Their study involved more than 500 workers -- mostly blue-collar -- on because of . Workers who had symptoms of a serious back problem were not included.

The study was published in the Aug. 1 issue of Spine.

The researchers randomly selected half of the workers to receive information and advice on their condition. Specifically, these workers were told their pain would likely resolve over time. They were also advised to avoid , to remain active and continue with their normal daily routine.

The remaining participants did not receive this information and advice and were only given a standard disability evaluation.

Workers who were educated about back pain and reassured that they would get better were more likely to return to work. After one year, the study showed, only 4 percent of these workers had not done so. In comparison, 8 percent of those who did not receive the counseling on back pain remained on leave.

The researchers found that the 38 percent of those who were given the advice on back pain had repeated episodes of , compared with 60 percent of those who did not receive this advice.

"Combined counseling and disability evaluation by a medical advisor results in a higher return to work rate due to a lower sick leave recurrence as compared to disability evaluation alone," the study's authors wrote in a journal news release.

Advice on low back pain should be part of routine disability evaluations to prevent it from becoming a chronic and disabling condition, the authors concluded, and this advice should be provided within six weeks of a worker going out on medical leave.

More information:
The U.S. National Institutes of Health has more about back pain.

Related Stories

Low back pain counseling strategy ups return to work

date Feb 28, 2012

(HealthDay) -- Combining a disability evaluation with proactive counseling for workers with low back pain (LBP) results in a higher return-to-work rate, which is statistically significant at one year, according ...

More control, fewer sickies

date Jun 25, 2012

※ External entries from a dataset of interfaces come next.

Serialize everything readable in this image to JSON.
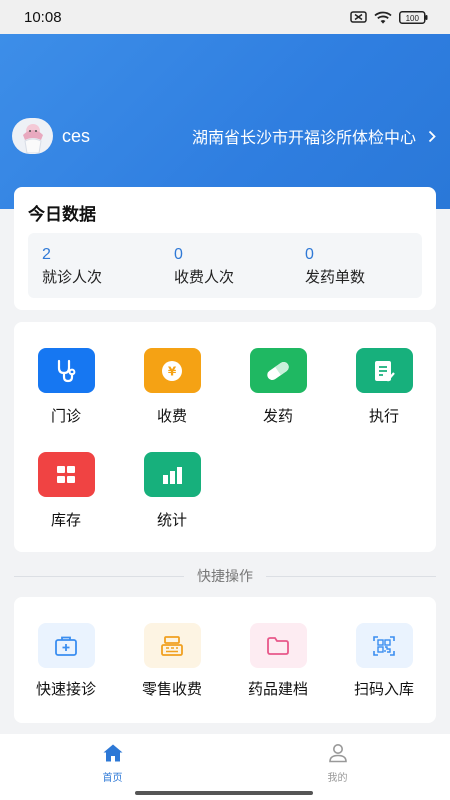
{
  "status_bar": {
    "time": "10:08",
    "battery": "100"
  },
  "header": {
    "user_name": "ces",
    "clinic_name": "湖南省长沙市开福诊所体检中心",
    "accent_color": "#2f7ee0"
  },
  "today": {
    "title": "今日数据",
    "stats": [
      {
        "value": "2",
        "label": "就诊人次"
      },
      {
        "value": "0",
        "label": "收费人次"
      },
      {
        "value": "0",
        "label": "发药单数"
      }
    ]
  },
  "menu": {
    "items": [
      {
        "label": "门诊",
        "icon": "stethoscope-icon",
        "color": "#1677f2"
      },
      {
        "label": "收费",
        "icon": "yen-coin-icon",
        "color": "#f5a214"
      },
      {
        "label": "发药",
        "icon": "pill-icon",
        "color": "#1fb862"
      },
      {
        "label": "执行",
        "icon": "checklist-icon",
        "color": "#17b07c"
      },
      {
        "label": "库存",
        "icon": "grid-icon",
        "color": "#f04343"
      },
      {
        "label": "统计",
        "icon": "bar-chart-icon",
        "color": "#17b07c"
      }
    ]
  },
  "quick": {
    "title": "快捷操作",
    "items": [
      {
        "label": "快速接诊",
        "icon": "medical-kit-icon",
        "color": "#3b8ef0",
        "bg": "#eaf3fe"
      },
      {
        "label": "零售收费",
        "icon": "cash-register-icon",
        "color": "#f0a020",
        "bg": "#fdf4e3"
      },
      {
        "label": "药品建档",
        "icon": "folder-icon",
        "color": "#e8588a",
        "bg": "#fdecf2"
      },
      {
        "label": "扫码入库",
        "icon": "qr-scan-icon",
        "color": "#3b8ef0",
        "bg": "#eaf3fe"
      }
    ]
  },
  "tabs": [
    {
      "label": "首页",
      "icon": "home-icon",
      "active": true
    },
    {
      "label": "我的",
      "icon": "user-icon",
      "active": false
    }
  ]
}
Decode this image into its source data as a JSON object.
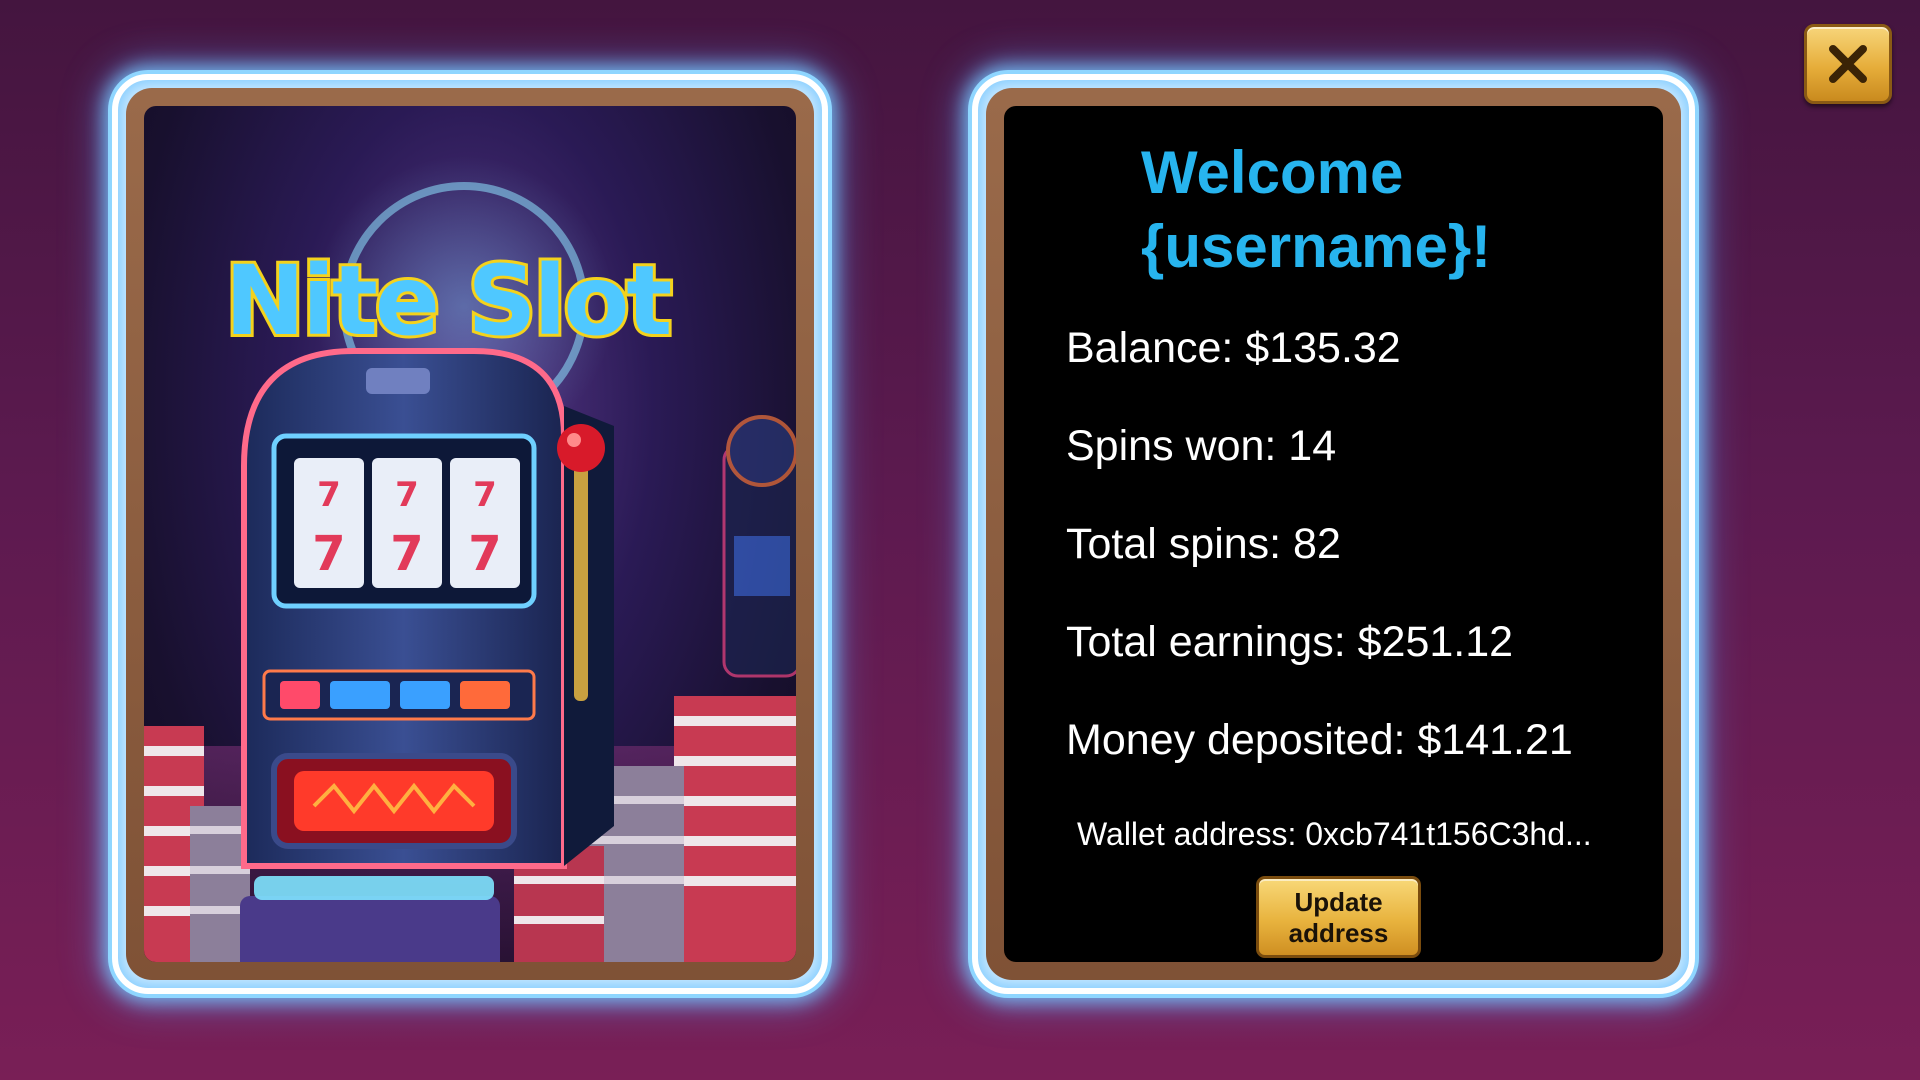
{
  "header": {
    "close_icon": "close-icon"
  },
  "artwork": {
    "logo_text": "Nite Slot",
    "reel_symbol": "7",
    "colors": {
      "logo_fill": "#4fc8ff",
      "logo_outline": "#f4d21c",
      "neon_glow": "#8fd6ff",
      "chip_red": "#c83a52",
      "chip_white": "#efe6ea"
    }
  },
  "profile": {
    "welcome_text": "Welcome {username}!",
    "balance": "Balance: $135.32",
    "spins_won": "Spins won: 14",
    "total_spins": "Total spins: 82",
    "total_earnings": "Total earnings: $251.12",
    "money_deposited": "Money deposited: $141.21",
    "wallet_address": "Wallet address: 0xcb741t156C3hd...",
    "update_address_label": "Update address"
  },
  "colors": {
    "welcome": "#27b4ee",
    "button_gold": "#e8b33e",
    "frame_wood": "#8a5a3d"
  }
}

(Medical Xpress) -- Employees take fewer sickies if they have more control over their jobs, according to a new study.

Advice, devices ineffective in preventing worker back pain

date Jul 19, 2007

Back pain is the number one cause of worker-compensation complaints, second only to the common cold in causing lost workdays. Consequently, employers and regulators have pushed training programs to teach specific lifting ...

Unhappy work a pain in the back

date Apr 23, 2012

(Medical Xpress) -- An international researcher based in Perth has found that workers who resign themselves to work in unsatisfactory jobs are more likely to suffer from serious, persistent lower back pain than others with ...

Recommended for you

Clues to a city's health may be found in its sewage

date 54 minutes ago

Research from the University of Wisconsin-Milwaukee suggests that sampling a city's sewage can tell scientists a great deal about its residents – and may someday lead to improvements in public health.

AAFP issues comprehensive breastfeeding toolkit

date 54 minutes ago

(HealthDay)—A new breastfeeding toolkit is available, which includes the U.S. Department of Health and Human Services' (HHS) business case for why employers should support breastfeeding, according to a ...

Understaffed nursing shift impacts patients

date 3 hours ago

Patients exposed to understaffed nursing shifts have a significantly greater chance of suffering conditions such as surgical wound infections, pressure injuries, urinary tract infections and pneumonia.

User comments

Please sign in to add a comment. Registration is free, and takes less than a minute. Read more

Click here to reset your password.
Sign in to get notified via email when new comments are made.